Pessaries need to be individually fitted and it may be a matter of trial and error, trying different shapes and sizes, to find the one that is right for you. The right size pessary will feel comfortable when it is inside the vagina and not fall out when you walk, cough or bend.  It should not interfere with emptying your bladder or bowels.  You may, however, need to give some support on your perineum when you open your bowels to prevent the pessary from coming out when bearing down. Some pessaries may interfere with sexual intercourse, while others may cause no significant interference.  A ring pessary may be left in place during sex if it is comfortable for you and your partner, but some women prefer to take it out before intercourse and put it back in afterwards. Your GP, nurse or women's health physiotherapist can show you how to do this.
If the pessary is relieving your symptoms and you are not having difficulties with it, you will need to have it changed or washed every six months for hygienic reasons.  This can usually be done by your general practitioner or nurse. Some women learn how to insert and remove the pessary themselves to clean it. If you have any difficulties with the pessary or if you have any unusual discharge, bleeding or pain, contact your doctor immediately.


Who will use pessaries?

 Pessaries are generally recommended as treatment for women with bothersome prolapse whowant more children in the near future are pregnant are unfit for surgery do not wish to have   

Some women use pessaries for years to manage their prolapse instead of having surgery, although it relieves the symptoms of prolapse it does not necessarily prevent the prolapse getting worse.  There are however situations where surgery are indicated and your doctor will discuss this with you.

Surgical treatments

Where conservative measures have failed to relieve your symptoms or in severe cases of prolapse, surgery may be indicated. Most of the surgical treatments for prolapse aim to lift the prolapsed organ back into place and repair the defect.  Hysterectomy (for uterine prolapse) is the only treatment that removes the prolapsed organ altogether.

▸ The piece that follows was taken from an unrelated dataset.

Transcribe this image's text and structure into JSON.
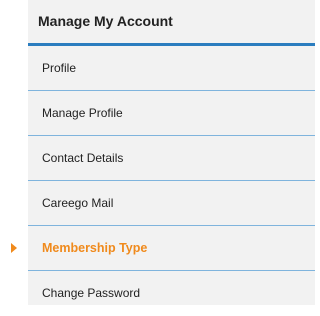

Surgery can be performed abdominally or vaginally, and your doctor will discuss the options with you.

Whether or not you need surgery depends on

  • how the prolapse affects your bladder and bowel function
  • how much discomfort you experience from it and
  • how much these symptoms impact on your quality of life


The choice of surgery depends on

  • the type of prolapse you have
  • your health and age
  • whether you want to keep your uterus (womb) or not
  • whether you wish to have children in the future
  • whether your are sexually active.
  • the outcome of the investigations you may have


As with all surgery, the degree of success depends on many factors and surgery is not entirely risk free. While surgical treatment may be successful for one woman, it may have disappointing results for another.  Surgery may not relieve all of your symptoms, and in some cases cause other problems, such as unmask stress incontinence or cause painful intercourse (dyspareunia), but for the majority of women surgery for prolapse is straight forward and easy to recover from. Ask your doctor for more information on recovery after surgery.


Although surgery offers the best chance of long-term cure for prolapse, it is not a guarantee that you will never have prolapse again. Statistics show that one in three women (30%) who have surgery for prolapse go on to have further surgery in the future. This highlights the importance of assessing any risk factors in your lifestyle which you should try to avoid, and to maintain good pelvic floor muscle strength by doing regular exercise, before and after surgery, for the rest of your life.